“Colorism deeply troubles me as it perpetuates unjust hierarchies based on skin color, causing harm within communities and perpetuating systemic inequalities. It’s frustrating to witness the impact it has on individuals’ self-esteem and opportunities, and I’m committed to advocating for change and raising awareness about this issue.”

Social Media and colorism

Social media can both perpetuate and challenge colorism within the black community. On one hand, social media platforms can amplify harmful beauty standards by showcasing images that promote lighter skin as more desirable. Filters and editing tools may inadvertently contribute to these biases. On the other hand, social media also provides a space for individuals to raise awareness about colorism, share their experiences, and celebrate diverse shades of beauty. By using these platforms to highlight the damaging effects of colorism and promote inclusivity, people can contribute to changing perceptions and fostering a more positive environment.

Fighting colorism requires a multi-faceted approach involving individual actions, community efforts, and broader societal changes. Here are some steps you can take:

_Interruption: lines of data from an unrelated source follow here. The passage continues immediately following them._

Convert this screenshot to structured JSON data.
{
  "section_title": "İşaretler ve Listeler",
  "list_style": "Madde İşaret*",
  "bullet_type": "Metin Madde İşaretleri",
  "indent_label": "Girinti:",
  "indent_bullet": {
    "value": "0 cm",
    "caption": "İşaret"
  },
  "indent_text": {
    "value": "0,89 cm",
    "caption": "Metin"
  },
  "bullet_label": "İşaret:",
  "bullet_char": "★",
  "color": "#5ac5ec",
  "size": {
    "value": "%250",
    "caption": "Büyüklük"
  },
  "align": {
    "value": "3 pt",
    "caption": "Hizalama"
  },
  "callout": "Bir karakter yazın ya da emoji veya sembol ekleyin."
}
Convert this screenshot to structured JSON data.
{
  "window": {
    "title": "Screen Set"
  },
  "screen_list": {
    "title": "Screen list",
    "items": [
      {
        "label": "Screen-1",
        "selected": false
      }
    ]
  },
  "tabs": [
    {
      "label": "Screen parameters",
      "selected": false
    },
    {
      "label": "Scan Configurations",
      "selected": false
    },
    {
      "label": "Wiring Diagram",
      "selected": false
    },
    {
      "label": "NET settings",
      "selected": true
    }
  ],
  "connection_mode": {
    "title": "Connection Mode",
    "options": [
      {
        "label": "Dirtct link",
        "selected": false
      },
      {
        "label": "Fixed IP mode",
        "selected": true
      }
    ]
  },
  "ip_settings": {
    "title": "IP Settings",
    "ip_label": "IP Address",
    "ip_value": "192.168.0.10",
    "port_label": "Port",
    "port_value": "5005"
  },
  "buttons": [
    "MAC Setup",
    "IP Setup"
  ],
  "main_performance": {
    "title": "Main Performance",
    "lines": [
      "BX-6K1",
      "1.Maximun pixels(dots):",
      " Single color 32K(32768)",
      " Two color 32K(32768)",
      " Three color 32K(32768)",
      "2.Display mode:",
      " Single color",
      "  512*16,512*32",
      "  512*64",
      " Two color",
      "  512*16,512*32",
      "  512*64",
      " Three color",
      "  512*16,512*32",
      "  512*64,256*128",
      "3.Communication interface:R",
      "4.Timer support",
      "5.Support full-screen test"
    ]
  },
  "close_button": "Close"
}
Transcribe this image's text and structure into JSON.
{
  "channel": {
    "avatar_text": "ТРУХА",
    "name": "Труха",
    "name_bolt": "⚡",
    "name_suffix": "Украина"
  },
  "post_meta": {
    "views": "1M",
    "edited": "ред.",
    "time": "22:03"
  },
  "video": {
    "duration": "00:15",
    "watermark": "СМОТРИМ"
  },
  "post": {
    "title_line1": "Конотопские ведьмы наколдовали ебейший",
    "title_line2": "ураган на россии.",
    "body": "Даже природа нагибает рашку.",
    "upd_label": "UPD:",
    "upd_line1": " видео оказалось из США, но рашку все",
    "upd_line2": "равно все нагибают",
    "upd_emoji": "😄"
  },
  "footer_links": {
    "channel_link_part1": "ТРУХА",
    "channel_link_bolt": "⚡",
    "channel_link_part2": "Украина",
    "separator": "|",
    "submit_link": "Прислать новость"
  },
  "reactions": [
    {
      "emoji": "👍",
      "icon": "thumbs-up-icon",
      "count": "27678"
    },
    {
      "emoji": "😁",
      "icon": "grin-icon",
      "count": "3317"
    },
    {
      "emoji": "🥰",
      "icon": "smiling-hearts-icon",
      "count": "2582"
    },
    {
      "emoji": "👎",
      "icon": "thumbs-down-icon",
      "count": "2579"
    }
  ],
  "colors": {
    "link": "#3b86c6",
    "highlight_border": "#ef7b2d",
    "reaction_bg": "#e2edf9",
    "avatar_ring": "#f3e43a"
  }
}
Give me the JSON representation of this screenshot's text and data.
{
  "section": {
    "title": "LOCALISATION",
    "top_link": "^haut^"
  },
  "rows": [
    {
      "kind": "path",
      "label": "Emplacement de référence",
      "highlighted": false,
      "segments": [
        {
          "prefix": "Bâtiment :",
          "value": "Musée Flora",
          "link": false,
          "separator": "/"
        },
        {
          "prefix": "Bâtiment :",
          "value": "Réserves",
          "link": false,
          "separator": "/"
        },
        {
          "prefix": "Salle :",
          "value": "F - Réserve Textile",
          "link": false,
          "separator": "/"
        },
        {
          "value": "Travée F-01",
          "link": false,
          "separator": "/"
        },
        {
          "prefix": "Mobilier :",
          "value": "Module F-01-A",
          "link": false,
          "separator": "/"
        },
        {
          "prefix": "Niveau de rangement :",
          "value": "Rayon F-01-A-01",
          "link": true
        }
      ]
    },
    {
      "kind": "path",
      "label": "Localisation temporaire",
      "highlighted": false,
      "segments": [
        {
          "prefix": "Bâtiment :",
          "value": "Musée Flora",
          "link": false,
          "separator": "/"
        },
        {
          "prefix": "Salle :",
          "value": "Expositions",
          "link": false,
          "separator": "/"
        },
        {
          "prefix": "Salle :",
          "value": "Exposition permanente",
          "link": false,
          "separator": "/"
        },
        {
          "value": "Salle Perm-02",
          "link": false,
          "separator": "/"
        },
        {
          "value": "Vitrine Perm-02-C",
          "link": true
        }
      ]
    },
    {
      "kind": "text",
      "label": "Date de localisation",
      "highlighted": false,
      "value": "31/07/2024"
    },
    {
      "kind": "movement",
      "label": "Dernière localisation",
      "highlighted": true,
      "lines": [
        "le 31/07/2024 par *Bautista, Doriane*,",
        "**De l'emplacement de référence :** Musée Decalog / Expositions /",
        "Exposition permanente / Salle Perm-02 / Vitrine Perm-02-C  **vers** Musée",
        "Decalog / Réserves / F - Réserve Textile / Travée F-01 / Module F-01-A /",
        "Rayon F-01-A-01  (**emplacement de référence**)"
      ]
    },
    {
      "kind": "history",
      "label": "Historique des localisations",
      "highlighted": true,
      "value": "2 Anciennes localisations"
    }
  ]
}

1. **Education and Awareness**: Learn about the history and impacts of colorism. Understand how it operates within society and affects individuals. Share this knowledge with others to raise awareness.

2. **Self-Reflection**: Examine your own biases and beliefs about skin color. Recognize any internalized colorism and work to challenge and unlearn those attitudes.

3. **Promote Positive Representation**: Support media and content that showcase a diverse range of skin tones. Encourage inclusive representation in advertising, entertainment, and other forms of media.

4. **Celebrate Diversity**: Embrace and celebrate the beauty of all skin tones within the black community. Challenge the idea that lighter skin is inherently more desirable.

5. **Speak Up**: If you encounter colorist attitudes or comments, respectfully address them. Engage in conversations that promote understanding and challenge harmful beliefs.

6. **Support Organizations**: Support organizations and initiatives that work to address colorism, promote self-esteem, and empower individuals of all skin tones.

7. **Empowerment**: Encourage self-confidence and self-love among individuals who may have experienced colorism. Help them recognize their worth beyond their skin tone.

8. **Advocate for Policy Change**: Advocate for policies that promote equality and address systemic racism. Support initiatives that aim to eradicate discrimination based on skin color.

9. **Engage in Conversations**: Initiate conversations about colorism within your community, family, and social circles. Encourage open dialogue to challenge and change harmful perceptions.

10. **Promote Inclusive Language**: Use language that respects and values all skin tones. Avoid terms that reinforce colorist attitudes or stereotypes.

Remember that the fight against colorism is ongoing and requires collective effort. By taking these steps, you contribute to creating a more inclusive and equitable society for everyone.